A Thickly Formed Meiji Era Inban Plate: Stenciled Patterns

$195.00 USD

late nineteenth century
diameter 10 1/4", 26 cm
height 1 1/2", 4 cm

Inban ware is a type of every day ceramic from old Japan that uses hand cut stencils to guide its design on to its surface: the stencils used for this purpose are very similar to those used in the katazome dyeing process, which makes Inban ware an interesting counterpart to folk textiles.

Inban ware was only produced for a narrow window of time, roughly from around 1878 to 1898 and often it is the flaws in the making of the Inban ware that give it its charm.

This is a fairly large plate, quite thickly made and heavy in the hand. 

The pattern is that of a radiating circular design separated into six sections; each section shows a repeat of chrysanthemums surrounded by hexagons. In the center of the design is a flower form which seems to be encircled by a stylized dragon.

The back of the plate shows three stenciled phoenixes sitting near the perimeter of the plate, each one slightly smeared. 

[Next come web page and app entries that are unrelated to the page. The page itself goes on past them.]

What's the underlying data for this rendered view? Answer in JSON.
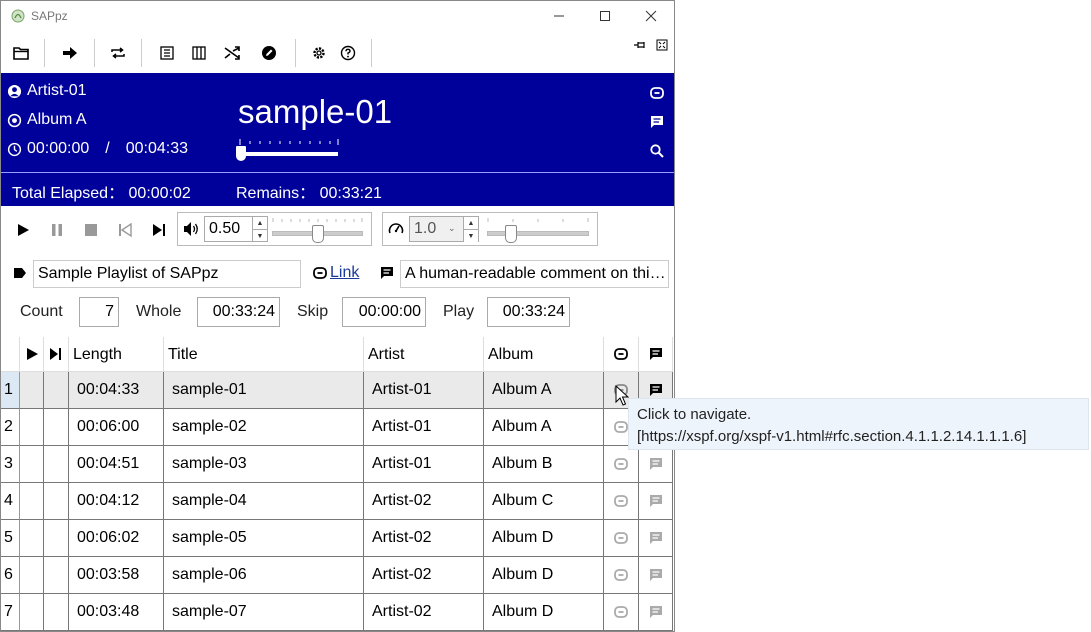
{
  "window": {
    "title": "SAPpz"
  },
  "window_controls": {
    "minimize": "—",
    "maximize": "☐",
    "close": "✕"
  },
  "toolbar": {
    "icons": [
      "folder-icon",
      "arrow-right-icon",
      "repeat-icon",
      "list-icon",
      "columns-icon",
      "shuffle-icon",
      "edit-icon",
      "gear-icon",
      "help-icon",
      "pin-icon",
      "fullscreen-icon"
    ]
  },
  "now_playing": {
    "artist": "Artist-01",
    "album": "Album A",
    "current_time": "00:00:00",
    "separator": "/",
    "total_time": "00:04:33",
    "title": "sample-01",
    "progress": 0.0
  },
  "elapsed": {
    "label": "Total Elapsed：",
    "value": "00:00:02"
  },
  "remains": {
    "label": "Remains：",
    "value": "00:33:21"
  },
  "volume": {
    "value": "0.50",
    "level": 0.5
  },
  "speed": {
    "value": "1.0",
    "level": 0.2
  },
  "playlist": {
    "title": "Sample Playlist of SAPpz",
    "link_label": "Link",
    "comment": "A human-readable comment on this playlist."
  },
  "stats": {
    "count_label": "Count",
    "count": "7",
    "whole_label": "Whole",
    "whole": "00:33:24",
    "skip_label": "Skip",
    "skip": "00:00:00",
    "play_label": "Play",
    "play": "00:33:24"
  },
  "table": {
    "columns": {
      "length": "Length",
      "title": "Title",
      "artist": "Artist",
      "album": "Album"
    },
    "rows": [
      {
        "num": "1",
        "length": "00:04:33",
        "title": "sample-01",
        "artist": "Artist-01",
        "album": "Album A"
      },
      {
        "num": "2",
        "length": "00:06:00",
        "title": "sample-02",
        "artist": "Artist-01",
        "album": "Album A"
      },
      {
        "num": "3",
        "length": "00:04:51",
        "title": "sample-03",
        "artist": "Artist-01",
        "album": "Album B"
      },
      {
        "num": "4",
        "length": "00:04:12",
        "title": "sample-04",
        "artist": "Artist-02",
        "album": "Album C"
      },
      {
        "num": "5",
        "length": "00:06:02",
        "title": "sample-05",
        "artist": "Artist-02",
        "album": "Album D"
      },
      {
        "num": "6",
        "length": "00:03:58",
        "title": "sample-06",
        "artist": "Artist-02",
        "album": "Album D"
      },
      {
        "num": "7",
        "length": "00:03:48",
        "title": "sample-07",
        "artist": "Artist-02",
        "album": "Album D"
      }
    ]
  },
  "tooltip": {
    "line1": "Click to navigate.",
    "line2": "[https://xspf.org/xspf-v1.html#rfc.section.4.1.1.2.14.1.1.1.6]"
  },
  "colors": {
    "header_bg": "#00009a",
    "selected_row": "#eaeaea",
    "tooltip_bg": "#eef4fb"
  }
}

The plate shows some accretions to the surface of its proper front, illustrated in the accompanying detail photographs here.

Just beautiful.